Within 6 months Emma had become Hamilton's mistress though she continued to yearn for Greville's return.

Portrait painting of a young woman

Emma Hart, later Lady Hamilton, in a White Turban, c. 1791
oil on canvas, courtesy The Huntingdon Library, Art Collections and Botanical Gardens, San Marino, California
(not in exhibition)

The decadence of Neapolitan court and social life can be assumed from the popularity of Emma's 'Attitudes'. An experienced model from her many sittings for George Romney, Emma's gift was the ability create and hold poses that evoked a range of emotions and scenarios. Under Sir William's guidance she developed a repertoire that related to a canon of famous Greek and Roman sculptures and performed these for a range of notable visitors. One such was the German writer and philosopher Johann Wolfgang Goethe who arrived in Naples, in 1787. He described life at Hamilton's Villa Sessa:

After many years of devotion to the arts and the study of nature, [Hamilton has] found the acme of these delights in the person of an English girl ... with a beautiful face and a perfect figure ... she lets down her hair and, with a few shawls, gives so much variety to her poses that the spectator can hardly believe his eyes.

Incomplete sketch of a full length portrait of a young woman in classical dress

Emma Hamilton
Richard Cosway, c. 1801
pencil, ink and watercolour, National Portrait Gallery 2491
(not in exhibition)

While many men were enamored with Emma's angelic beauty, her physical presence and her charisma, women visitors could be more critical. Despite commending her 'ravishing' auburn curls, the artist Elizabeth Vige le Brun's commented that 'Lady Hamilton had very little wit, although she could be excessively sarcastic and critical'. This view did not stop Vige le Brun producing several fine paintings of an exuberant Emma depicted as a bacchante and as a sibyl. She also choreographed one, memorable, presentation of Emma's 'Attitudes' turning the performance in honor of the Duc de Berry and the Duc de Bourbon into a living painting with the help of dramatically placed candles and the use of a large picture frame. Emma, of course, thrived on the attention. But Sir William was also quick to get the most out of his mistress and wife, whether in the flesh or on canvas. After convincing Vige le Brun to paint her first canvas in 1790 he happily sold it for three times the amount he paid.

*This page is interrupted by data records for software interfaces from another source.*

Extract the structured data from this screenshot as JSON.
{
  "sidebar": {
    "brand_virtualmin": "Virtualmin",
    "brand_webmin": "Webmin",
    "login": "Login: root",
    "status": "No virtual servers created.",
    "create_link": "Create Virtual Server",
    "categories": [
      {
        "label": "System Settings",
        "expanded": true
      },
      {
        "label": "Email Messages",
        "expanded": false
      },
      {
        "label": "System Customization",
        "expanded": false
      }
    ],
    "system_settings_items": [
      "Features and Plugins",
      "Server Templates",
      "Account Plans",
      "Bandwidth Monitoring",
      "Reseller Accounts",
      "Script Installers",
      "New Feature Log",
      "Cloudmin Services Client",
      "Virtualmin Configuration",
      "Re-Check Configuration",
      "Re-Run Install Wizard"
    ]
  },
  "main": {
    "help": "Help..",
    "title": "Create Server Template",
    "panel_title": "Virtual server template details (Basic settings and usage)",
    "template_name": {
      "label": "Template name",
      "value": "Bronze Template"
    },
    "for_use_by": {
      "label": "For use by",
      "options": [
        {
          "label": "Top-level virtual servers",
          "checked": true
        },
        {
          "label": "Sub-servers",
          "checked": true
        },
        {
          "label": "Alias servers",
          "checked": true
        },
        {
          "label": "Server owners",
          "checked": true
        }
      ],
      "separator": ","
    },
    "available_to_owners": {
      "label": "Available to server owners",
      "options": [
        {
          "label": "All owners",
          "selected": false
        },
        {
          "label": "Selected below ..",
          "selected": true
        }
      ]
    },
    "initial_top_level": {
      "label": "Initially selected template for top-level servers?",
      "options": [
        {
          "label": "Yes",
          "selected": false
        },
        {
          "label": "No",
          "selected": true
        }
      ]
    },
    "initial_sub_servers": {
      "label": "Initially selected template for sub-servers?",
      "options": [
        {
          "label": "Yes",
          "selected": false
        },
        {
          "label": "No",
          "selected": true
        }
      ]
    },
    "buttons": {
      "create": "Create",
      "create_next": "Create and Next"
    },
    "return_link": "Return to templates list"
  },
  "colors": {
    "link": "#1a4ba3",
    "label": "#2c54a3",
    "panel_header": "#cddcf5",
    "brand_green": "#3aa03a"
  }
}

Portrait painting of a young woman in a dark dress holding a cymbal with a volcano in the background

Emma Hamilton as a Bacchante Elizabeth Vige le Brun, circa 1790-2
oil on canvas, Lady Lever Art Gallery, National Museums Liverpool
(not in the exhibition)

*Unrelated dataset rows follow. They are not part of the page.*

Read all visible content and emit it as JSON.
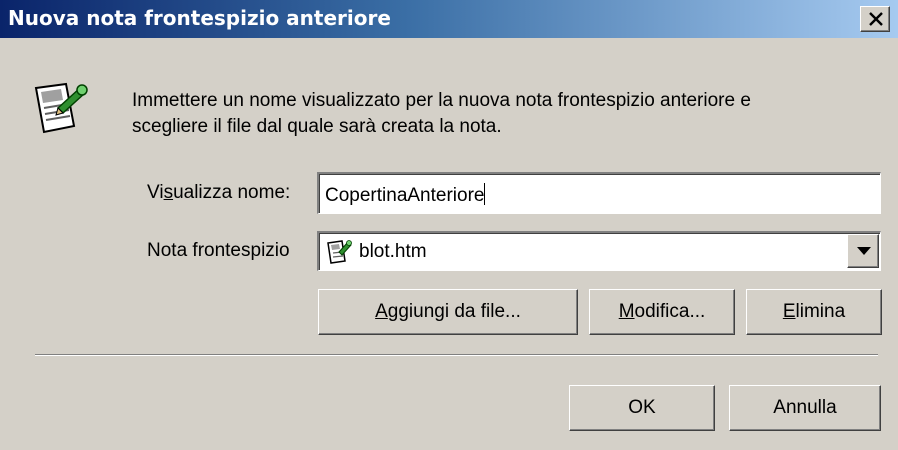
{
  "dialog": {
    "title": "Nuova nota frontespizio anteriore",
    "close_icon": "close-icon",
    "icon": "cover-page-icon",
    "intro_line1": "Immettere un nome visualizzato per la nuova nota frontespizio anteriore e",
    "intro_line2": "scegliere il file dal quale sarà creata la nota."
  },
  "display_name": {
    "label_pre": "Vi",
    "label_accel": "s",
    "label_post": "ualizza nome:",
    "value": "CopertinaAnteriore"
  },
  "cover_note": {
    "label": "Nota frontespizio",
    "selected": "blot.htm",
    "icon": "cover-page-file-icon",
    "dropdown_icon": "chevron-down-icon"
  },
  "buttons": {
    "add": {
      "accel": "A",
      "rest": "ggiungi da file..."
    },
    "edit": {
      "accel": "M",
      "rest": "odifica..."
    },
    "delete": {
      "accel": "E",
      "rest": "limina"
    },
    "ok": "OK",
    "cancel": "Annulla"
  },
  "colors": {
    "titlebar_start": "#0a246a",
    "titlebar_end": "#a6caf0",
    "face": "#d4d0c8"
  }
}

Despite allegations to the contrary Hamilton was 'distractedly in love' with Emma who informed Greville that 'I love him tenderly'. So the unlikely marriage between a woman of 26 - who was deemed too 'vulgar' to be received at British court - and the 61 year old ambassador took place in London in 1791. With Emma's return, Romney was roused from his then habitual depression. He responded to his old subject with renewed vigor; he wrote excitedly to a friend 'The greatest part of this summer I shall be engaged on painting pictures from the divine lady.'

In June and July, Romney commandeered her time for dozens of sittings, by August he had roughed in eight or nine further fancy pieces depicting Emma as a bacchante, as a Magdalen even as Joan of Arc. Romney's fervent output included this picture of her in a white turban which, with its sketchy, broad brush strokes and unresolved areas, reveals the speed at which he executed many of his portraits of Emma. In September 1791, two consecutive diary entries mark the transition of 'Mrs Hart [at] 9' to 'Lady Hamilton [at] 11' and after 12 October the newly married Lady Emma Hamilton never sat to Romney again. Although Emma's presence in Romney's life had been a defining feature of his creativity, her departure for Italy accentuated the chronic depression which he suffered from during the final, troubled and faltering, years of his career.